Dietary nitrate (NO3−) ingestion can be beneficial for health and exercise performance. Recently, based on animal and limited human studies, a skeletal muscle NO3− reservoir has been suggested to be important in whole body nitric oxide (NO) homeostasis. The purpose of this study was to determine the time course of changes in human skeletal muscle NO3− concentration ([NO3−]) following the ingestion of dietary NO3−. Sixteen participants were allocated to either an experimental group (NIT: n = 11) which consumed a bolus of ∼1300 mg (12.8 mmol) potassium nitrate (KNO3), or a placebo group (PLA: n = 5) which consumed a bolus of potassium chloride (KCl). Biological samples (muscle (vastus lateralis), blood, saliva and urine) were collected shortly before NIT or PLA ingestion and at intervals over the course of the subsequent 24 h. At baseline, no differences were observed for muscle [NO3−] and [NO2−] between NIT and PLA (P > 0.05). In PLA, there were no changes in muscle [NO3−] or [NO2−] over time. In NIT, muscle [NO3−] was significantly elevated above baseline (54 ± 29 nmol/g) at 0.5 h, reached a peak at 3 h (181 ± 128 nmol/g), and was not different to baseline from 9 h onwards (P > 0.05). Muscle [NO2−] did not change significantly over time. Following ingestion of a bolus of dietary NO3−, skeletal muscle [NO3−] increases rapidly, reaches a peak at ∼3 h and subsequently declines towards baseline values. Following dietary NO3− ingestion, human m. vastus lateralis [NO3−] expressed a slightly delayed pharmacokinetic profile compared to plasma [NO3−].

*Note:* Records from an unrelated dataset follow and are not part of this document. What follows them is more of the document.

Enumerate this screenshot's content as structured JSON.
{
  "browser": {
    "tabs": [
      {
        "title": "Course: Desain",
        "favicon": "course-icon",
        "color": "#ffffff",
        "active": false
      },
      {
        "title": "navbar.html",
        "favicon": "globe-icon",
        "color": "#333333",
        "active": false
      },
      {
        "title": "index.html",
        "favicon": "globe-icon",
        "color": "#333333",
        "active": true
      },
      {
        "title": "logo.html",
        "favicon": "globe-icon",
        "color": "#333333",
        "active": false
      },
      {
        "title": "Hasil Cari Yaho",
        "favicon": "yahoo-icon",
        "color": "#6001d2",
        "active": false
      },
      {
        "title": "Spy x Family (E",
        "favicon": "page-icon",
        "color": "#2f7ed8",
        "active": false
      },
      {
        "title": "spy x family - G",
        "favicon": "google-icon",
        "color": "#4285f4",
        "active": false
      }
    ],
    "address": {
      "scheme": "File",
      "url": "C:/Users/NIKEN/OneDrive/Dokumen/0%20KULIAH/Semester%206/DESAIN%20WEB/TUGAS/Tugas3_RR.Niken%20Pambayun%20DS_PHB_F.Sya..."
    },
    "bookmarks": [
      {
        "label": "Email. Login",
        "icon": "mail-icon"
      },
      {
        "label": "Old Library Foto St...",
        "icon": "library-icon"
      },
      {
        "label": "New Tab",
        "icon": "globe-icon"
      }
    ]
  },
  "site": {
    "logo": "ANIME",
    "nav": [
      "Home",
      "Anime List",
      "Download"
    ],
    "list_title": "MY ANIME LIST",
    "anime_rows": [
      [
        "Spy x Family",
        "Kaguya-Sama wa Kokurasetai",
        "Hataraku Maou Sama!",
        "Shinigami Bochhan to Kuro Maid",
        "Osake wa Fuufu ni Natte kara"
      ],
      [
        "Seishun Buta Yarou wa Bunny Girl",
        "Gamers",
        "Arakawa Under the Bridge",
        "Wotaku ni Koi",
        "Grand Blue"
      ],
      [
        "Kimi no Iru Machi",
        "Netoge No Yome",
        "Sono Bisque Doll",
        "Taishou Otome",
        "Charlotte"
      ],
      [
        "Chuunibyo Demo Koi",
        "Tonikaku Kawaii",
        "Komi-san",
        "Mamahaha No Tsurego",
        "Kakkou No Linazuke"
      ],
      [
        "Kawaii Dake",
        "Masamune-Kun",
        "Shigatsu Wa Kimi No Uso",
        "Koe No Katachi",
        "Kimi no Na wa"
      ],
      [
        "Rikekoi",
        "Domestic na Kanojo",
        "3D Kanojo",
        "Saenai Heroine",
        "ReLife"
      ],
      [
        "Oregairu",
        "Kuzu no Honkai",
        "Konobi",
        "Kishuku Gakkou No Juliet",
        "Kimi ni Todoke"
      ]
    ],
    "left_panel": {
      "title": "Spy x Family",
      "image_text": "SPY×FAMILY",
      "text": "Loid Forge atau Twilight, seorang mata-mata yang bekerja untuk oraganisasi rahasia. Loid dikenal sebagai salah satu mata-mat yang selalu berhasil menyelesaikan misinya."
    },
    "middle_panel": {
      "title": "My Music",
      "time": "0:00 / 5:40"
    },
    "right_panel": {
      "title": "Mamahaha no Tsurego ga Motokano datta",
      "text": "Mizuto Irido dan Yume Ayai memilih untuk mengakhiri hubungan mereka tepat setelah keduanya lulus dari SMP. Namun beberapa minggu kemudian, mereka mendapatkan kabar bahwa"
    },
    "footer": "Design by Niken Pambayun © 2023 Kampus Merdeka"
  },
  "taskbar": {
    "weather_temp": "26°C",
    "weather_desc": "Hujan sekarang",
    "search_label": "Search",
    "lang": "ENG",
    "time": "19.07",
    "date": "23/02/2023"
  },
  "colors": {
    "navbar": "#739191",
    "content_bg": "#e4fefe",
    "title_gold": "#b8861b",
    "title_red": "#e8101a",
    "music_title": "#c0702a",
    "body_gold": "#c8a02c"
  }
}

|Number of pages||10|
|Journal||Nitric Oxide - Biology and Chemistry|
|State||Published - 1 Apr 2022|
- Nitric oxide
- Skeletal muscle